Christoffel Brand, son of Burchard Heinrich Brand and his wife Anna van der Bijl, entered the service of the Dutch East India Company at the Cape as a soldier in 1755 and was appointed as book-keeper ten years later. In April 1774 he became the company's resident at Simon's Bay, where his duties included recording the arrivals and departures of ships, supplying the company's ships with provisions and supervising their cargoes. He was a respected official, known for his kindness and hospitality, and served as chairman of the Marriage Council, administrator of the timber store, a member of the Council of Justice, and a member of the Council of Policy. At the time of the first British occupation of the Cape in 1795 Brand acted as an intermediary in the negotiations between the Cape government and the British fleet in Simon's Bay. After the occupation he was appointed collector of inland customs, a position he held until his death.
In 1771, when the expedition of Captain James Cook called at the Cape, Brand met Joseph Banks*, botanist of the expedition. He made a collection of local plants and sent these to Banks at Kew Gardens. His specimens are now in the British Museum. He also entertained several other well-known visitors, including Anders Sparrman* and Francois le Vaillant*, and assisted Francis Masson* to obtain official permission to explore the colony.
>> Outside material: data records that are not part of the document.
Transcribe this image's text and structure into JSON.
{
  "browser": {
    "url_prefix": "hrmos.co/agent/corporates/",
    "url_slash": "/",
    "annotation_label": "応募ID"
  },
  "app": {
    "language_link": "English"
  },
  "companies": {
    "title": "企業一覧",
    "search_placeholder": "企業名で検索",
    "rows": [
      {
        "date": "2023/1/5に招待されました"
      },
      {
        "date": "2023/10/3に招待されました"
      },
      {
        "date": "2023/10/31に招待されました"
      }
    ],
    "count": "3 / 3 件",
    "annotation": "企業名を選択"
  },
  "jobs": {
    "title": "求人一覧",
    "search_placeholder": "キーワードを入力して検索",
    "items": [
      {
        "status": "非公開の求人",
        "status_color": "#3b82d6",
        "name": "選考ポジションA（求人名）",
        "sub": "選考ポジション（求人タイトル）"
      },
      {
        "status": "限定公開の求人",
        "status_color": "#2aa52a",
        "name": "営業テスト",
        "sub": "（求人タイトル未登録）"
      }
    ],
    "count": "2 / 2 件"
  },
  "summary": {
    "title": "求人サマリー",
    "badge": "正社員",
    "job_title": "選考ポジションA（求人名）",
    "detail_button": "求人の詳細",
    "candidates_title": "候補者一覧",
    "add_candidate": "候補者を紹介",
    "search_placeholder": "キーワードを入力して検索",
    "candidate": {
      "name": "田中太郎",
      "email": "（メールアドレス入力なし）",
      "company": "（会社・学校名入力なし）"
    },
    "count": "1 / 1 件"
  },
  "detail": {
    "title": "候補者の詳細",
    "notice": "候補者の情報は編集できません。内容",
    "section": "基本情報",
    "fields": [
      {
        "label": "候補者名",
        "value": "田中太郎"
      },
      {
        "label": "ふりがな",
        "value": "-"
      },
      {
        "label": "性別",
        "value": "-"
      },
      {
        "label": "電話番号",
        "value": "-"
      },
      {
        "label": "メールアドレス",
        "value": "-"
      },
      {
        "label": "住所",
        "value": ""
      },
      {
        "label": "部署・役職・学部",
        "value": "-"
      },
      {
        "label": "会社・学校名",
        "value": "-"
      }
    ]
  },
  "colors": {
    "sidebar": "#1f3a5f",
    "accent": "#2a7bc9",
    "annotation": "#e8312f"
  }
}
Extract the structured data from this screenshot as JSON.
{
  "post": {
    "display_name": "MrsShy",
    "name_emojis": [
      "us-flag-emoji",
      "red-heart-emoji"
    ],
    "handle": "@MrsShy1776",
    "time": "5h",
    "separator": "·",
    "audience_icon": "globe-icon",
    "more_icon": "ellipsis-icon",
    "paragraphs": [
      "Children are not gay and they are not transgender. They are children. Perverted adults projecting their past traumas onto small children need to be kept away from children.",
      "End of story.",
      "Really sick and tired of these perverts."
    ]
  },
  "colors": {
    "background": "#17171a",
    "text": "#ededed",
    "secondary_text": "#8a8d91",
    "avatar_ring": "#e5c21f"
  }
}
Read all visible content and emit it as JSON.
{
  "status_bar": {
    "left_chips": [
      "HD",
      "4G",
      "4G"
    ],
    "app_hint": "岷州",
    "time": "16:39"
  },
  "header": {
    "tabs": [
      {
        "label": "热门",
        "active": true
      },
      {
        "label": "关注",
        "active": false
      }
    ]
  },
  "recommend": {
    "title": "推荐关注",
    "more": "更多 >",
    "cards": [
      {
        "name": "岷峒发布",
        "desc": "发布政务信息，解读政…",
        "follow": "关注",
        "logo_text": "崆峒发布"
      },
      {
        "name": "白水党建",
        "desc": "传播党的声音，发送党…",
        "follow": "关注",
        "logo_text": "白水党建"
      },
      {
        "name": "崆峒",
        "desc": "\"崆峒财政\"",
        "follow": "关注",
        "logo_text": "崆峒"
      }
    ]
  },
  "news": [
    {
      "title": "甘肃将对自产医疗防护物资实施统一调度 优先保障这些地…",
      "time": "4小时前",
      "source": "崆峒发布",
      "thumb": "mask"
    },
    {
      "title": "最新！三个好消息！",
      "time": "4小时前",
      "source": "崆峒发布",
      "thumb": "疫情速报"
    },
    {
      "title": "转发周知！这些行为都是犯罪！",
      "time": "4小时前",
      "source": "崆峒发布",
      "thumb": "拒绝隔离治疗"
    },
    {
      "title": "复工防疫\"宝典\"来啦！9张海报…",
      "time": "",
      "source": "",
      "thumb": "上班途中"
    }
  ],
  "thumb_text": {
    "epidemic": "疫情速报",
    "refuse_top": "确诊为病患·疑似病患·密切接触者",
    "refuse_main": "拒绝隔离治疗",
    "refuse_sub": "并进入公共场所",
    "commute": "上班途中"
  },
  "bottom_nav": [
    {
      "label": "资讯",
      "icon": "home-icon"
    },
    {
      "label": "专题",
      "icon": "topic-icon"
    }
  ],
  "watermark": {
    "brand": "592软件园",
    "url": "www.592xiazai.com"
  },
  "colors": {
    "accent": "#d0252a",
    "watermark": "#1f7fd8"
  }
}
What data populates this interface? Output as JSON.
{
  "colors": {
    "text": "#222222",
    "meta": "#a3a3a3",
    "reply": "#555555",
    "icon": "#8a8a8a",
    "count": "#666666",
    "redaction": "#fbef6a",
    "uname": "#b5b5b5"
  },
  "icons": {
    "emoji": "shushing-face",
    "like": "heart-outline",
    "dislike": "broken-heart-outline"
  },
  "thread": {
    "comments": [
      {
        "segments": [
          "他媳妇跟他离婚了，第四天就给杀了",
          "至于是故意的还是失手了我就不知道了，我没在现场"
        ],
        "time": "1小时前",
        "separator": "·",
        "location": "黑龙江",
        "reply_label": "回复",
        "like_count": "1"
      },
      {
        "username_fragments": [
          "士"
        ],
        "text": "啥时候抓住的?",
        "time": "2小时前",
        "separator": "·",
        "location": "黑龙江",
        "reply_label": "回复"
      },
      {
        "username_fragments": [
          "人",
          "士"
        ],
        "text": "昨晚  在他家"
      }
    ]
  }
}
Brand married Catharina Maria Blankenberg in Cape Town in 1759 and they had eight children.